Many of history’s greatest thinkers wrote in German: Goethe, Mann, Kafka, Kant, Hegel, Schiller, Marx, Nietzsche, Freud, and Jung, to name just a few. And some of the world’s most renowned artists were of German descent: Bach, Mozart, Beethoven, Wagner, Dürer, Nolde, Ernst.
But if that doesn’t inspire you to study German, perhaps the fact that Germany has the third largest economy in the world and is the economic powerhouse of the European Union does. German companies account for 700,000 jobs in the United States. As a nation committed to research and development, Germans are on the frontline of new technologies. Germany exports more high-tech products than any other country except the U.S., and more than 600 firms are active in the cutting-edge field of biotechnology.
The German program at Transylvania offers a unique combination of language instruction and culture studies. Its goal is to awaken students' interest in traveling to Germany, Austria, or Switzerland as they become comfortable using the language.

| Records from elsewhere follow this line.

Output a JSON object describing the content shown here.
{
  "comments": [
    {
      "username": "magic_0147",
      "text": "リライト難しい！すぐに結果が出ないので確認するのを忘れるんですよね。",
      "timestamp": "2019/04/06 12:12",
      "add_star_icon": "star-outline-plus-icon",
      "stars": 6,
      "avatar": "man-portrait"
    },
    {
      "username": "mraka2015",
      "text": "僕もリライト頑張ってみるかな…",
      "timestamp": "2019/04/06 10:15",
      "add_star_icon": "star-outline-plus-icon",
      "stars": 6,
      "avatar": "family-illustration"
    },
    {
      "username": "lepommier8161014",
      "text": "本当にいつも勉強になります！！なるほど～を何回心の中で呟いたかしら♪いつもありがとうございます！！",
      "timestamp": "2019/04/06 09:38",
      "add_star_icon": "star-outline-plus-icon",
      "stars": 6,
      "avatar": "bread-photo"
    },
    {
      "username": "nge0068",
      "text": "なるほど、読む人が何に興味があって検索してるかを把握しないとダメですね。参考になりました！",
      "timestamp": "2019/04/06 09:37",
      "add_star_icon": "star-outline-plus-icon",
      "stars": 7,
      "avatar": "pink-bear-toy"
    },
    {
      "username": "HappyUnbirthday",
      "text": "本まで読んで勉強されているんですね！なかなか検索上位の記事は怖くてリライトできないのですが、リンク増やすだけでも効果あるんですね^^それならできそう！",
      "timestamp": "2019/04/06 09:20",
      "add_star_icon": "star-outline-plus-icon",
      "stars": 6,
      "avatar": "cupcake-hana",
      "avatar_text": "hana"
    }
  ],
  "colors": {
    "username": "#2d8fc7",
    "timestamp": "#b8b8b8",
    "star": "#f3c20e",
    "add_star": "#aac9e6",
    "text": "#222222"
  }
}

Classes in German are small and offer considerable personal attention. Advanced classes average about 10 students per course.
Transylvania is a member of the Kentucky Institute for International Studies, which offers two excellent opportunities to study in Germany. Students can live with a German host family for either six weeks in the summer or three months during the academic year. By immersing themselves in the language and culture, students establish a solid foundation for further study and achieve considerable fluency. Scholarships are available to make study abroad surprisingly affordable.
Be able to communicate with over 100 million more people. German is the most widely spoken language in Europe.
Enhance your marketability when looking for a job. There are over 60 offices or industrial plants in Kentucky alone with ties to German, Austrian or Swiss firms.
Prepare for graduate school language requirements. Most scientific and arts programs require or recommend studying German.
Learn to think according to other patterns, while appreciating the variety of linguistic systems in the world; simultaneously, become more conscious of English structures and more adept in using the English language.
Compiled and edited by German teacher Rob Williams, Fairfax High School, Fairfax, Va.
from VISTAWIDE World Languages & Culture